I think it’s safe to say that I’ve been clear about my feelings toward Internet Explorer in the past (spoiler: I want it to die a quick, painful death). Although Internet Explorer 8 isn’t nearly as much of a pain as its previous iterations, it still lags behind its contemporaries in its support of some really cool new web technologies.
In the past, I’ve been a stickler for making things look identical in every web browser, which limited a lot of my design options to the capabilities of a browser created in 2001. I’ve changed my views on this over the last year or so, and have been adding touches and flourishes that are only seen in a modern web browser (but degrade gracefully if you’re still stuck in IE). As I’ve poured a huge amount of time into a MediaSalt project over the past few months (much more on this very soon), I’ve discovered a small handful of helpful CSS 3 tweaks that are widely supported in Firefox, and Safari/Chrome/other WebKit browsers. Without further ado, here are some fun new tweaks to experiment with…
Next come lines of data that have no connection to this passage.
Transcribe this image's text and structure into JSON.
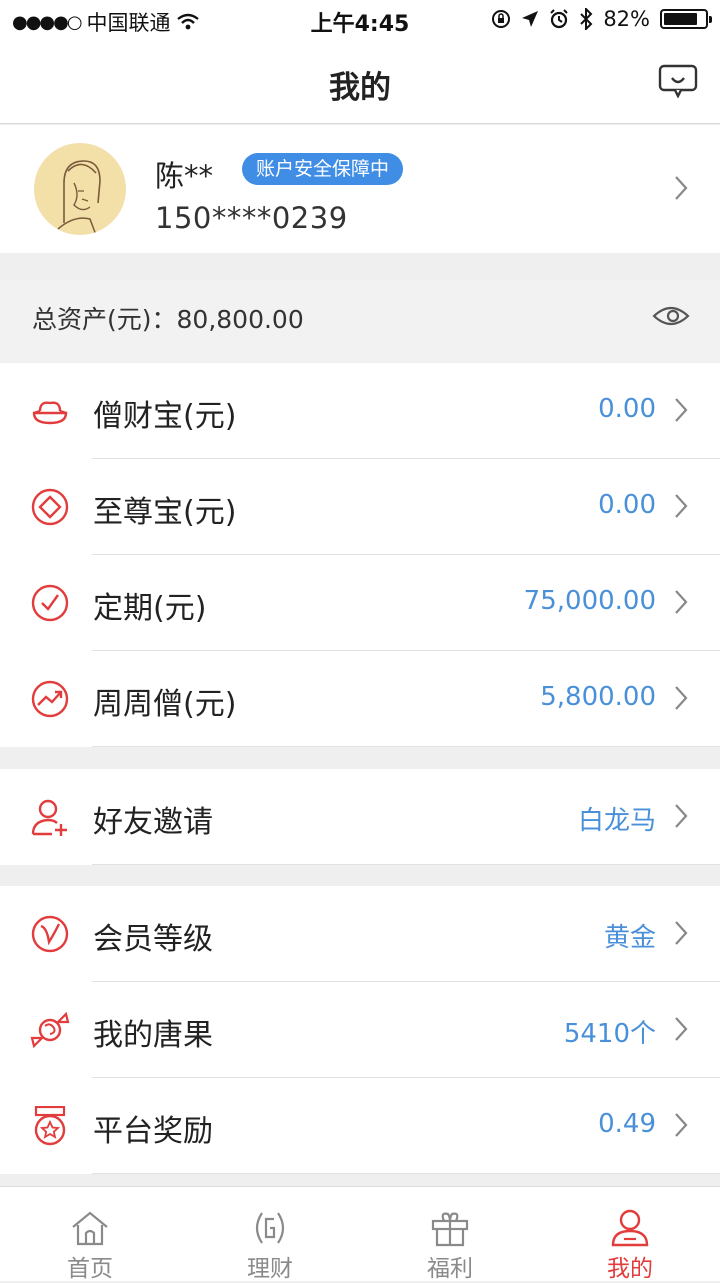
{
  "status_bar": {
    "carrier": "中国联通",
    "signal": "●●●●○",
    "time": "上午4:45",
    "battery": "82%",
    "battery_level": 0.82
  },
  "nav": {
    "title": "我的"
  },
  "profile": {
    "name": "陈**",
    "badge": "账户安全保障中",
    "phone": "150****0239"
  },
  "total_assets": {
    "label": "总资产(元)：80,800.00"
  },
  "asset_items": [
    {
      "icon": "ingot-icon",
      "label": "僧财宝(元)",
      "value": "0.00"
    },
    {
      "icon": "diamond-icon",
      "label": "至尊宝(元)",
      "value": "0.00"
    },
    {
      "icon": "clock-icon",
      "label": "定期(元)",
      "value": "75,000.00"
    },
    {
      "icon": "trend-icon",
      "label": "周周僧(元)",
      "value": "5,800.00"
    }
  ],
  "invite": {
    "icon": "add-user-icon",
    "label": "好友邀请",
    "value": "白龙马"
  },
  "member_items": [
    {
      "icon": "vip-icon",
      "label": "会员等级",
      "value": "黄金"
    },
    {
      "icon": "candy-icon",
      "label": "我的唐果",
      "value": "5410个"
    },
    {
      "icon": "medal-icon",
      "label": "平台奖励",
      "value": "0.49"
    }
  ],
  "tabs": [
    {
      "icon": "home-icon",
      "label": "首页",
      "active": false
    },
    {
      "icon": "finance-icon",
      "label": "理财",
      "active": false
    },
    {
      "icon": "gift-icon",
      "label": "福利",
      "active": false
    },
    {
      "icon": "user-icon",
      "label": "我的",
      "active": true
    }
  ],
  "colors": {
    "accent": "#e23c3c",
    "value_blue": "#4a90d9",
    "badge_blue": "#3f8de4"
  }
}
WIth CSS3, it’s looking like we’re going to be able to save a lot of time and bandwidth through a much more convenient way to implement shadows… Check out the boxes below (the required CSS is listed in the box)…
-webkit-box-shadow: 2px 2px 0 #000;
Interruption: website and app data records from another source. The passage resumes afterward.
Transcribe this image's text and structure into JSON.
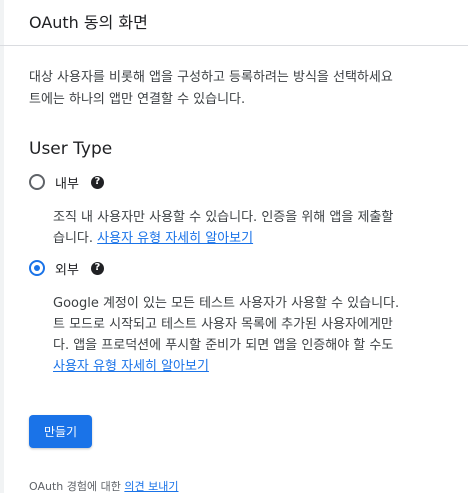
{
  "header": {
    "title": "OAuth 동의 화면"
  },
  "intro": {
    "line1": "대상 사용자를 비롯해 앱을 구성하고 등록하려는 방식을 선택하세요",
    "line2": "트에는 하나의 앱만 연결할 수 있습니다."
  },
  "user_type": {
    "title": "User Type",
    "options": [
      {
        "label": "내부",
        "selected": false,
        "desc_line1": "조직 내 사용자만 사용할 수 있습니다. 인증을 위해 앱을 제출할",
        "desc_line2_prefix": "습니다. ",
        "link": "사용자 유형 자세히 알아보기"
      },
      {
        "label": "외부",
        "selected": true,
        "desc_line1": "Google 계정이 있는 모든 테스트 사용자가 사용할 수 있습니다.",
        "desc_line2": "트 모드로 시작되고 테스트 사용자 목록에 추가된 사용자에게만",
        "desc_line3": "다. 앱을 프로덕션에 푸시할 준비가 되면 앱을 인증해야 할 수도",
        "link": "사용자 유형 자세히 알아보기"
      }
    ]
  },
  "actions": {
    "create_label": "만들기"
  },
  "footer": {
    "prefix": "OAuth 경험에 대한 ",
    "link": "의견 보내기"
  },
  "icons": {
    "help": "help-circle-icon"
  },
  "colors": {
    "accent": "#1a73e8",
    "text": "#202124",
    "muted": "#3c4043"
  }
}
-webkit-box-shadow: 3px 3px 3px #000;
Pretty cool right? The first two pixel values control the position of the shadow, the last pixel value controls the feather of the shadow, and the hex color at the end controls the shadow color itself. But what if you want to add a shadow to something like text? It’s just as easy.
text-shadow: 2px 2px #000;
Now that you’re excited about using CSS shadows on your next project, you might want to sit down for this one… It’s ridiculously easy to to add rounded corners to just about any page element with CSS3! Check it out…
WIth the exception of the last example, you can use similar CSS to target each browser. If you want to target specific corners, you’ll need to follow the separate browser-specific syntax listed in the last example.
Wait a Second…
Isn’t this going to render my Stylesheet invalid? Isn’t it bad practice to use browser-specific code?
Yes, your stylesheet will technically be invalid, but the code you’re adding isn’t a hack; it’s an already-widely-supported emerging standard. Although these are using temporarily browser-specific CSS, the rules themselves are based off of up-and-coming coding standards that are just over the horizon. In other words, they look great and work great now, so why not use them?
Have fun experimenting, but remember that restraint is the key to good design; everything is best in moderation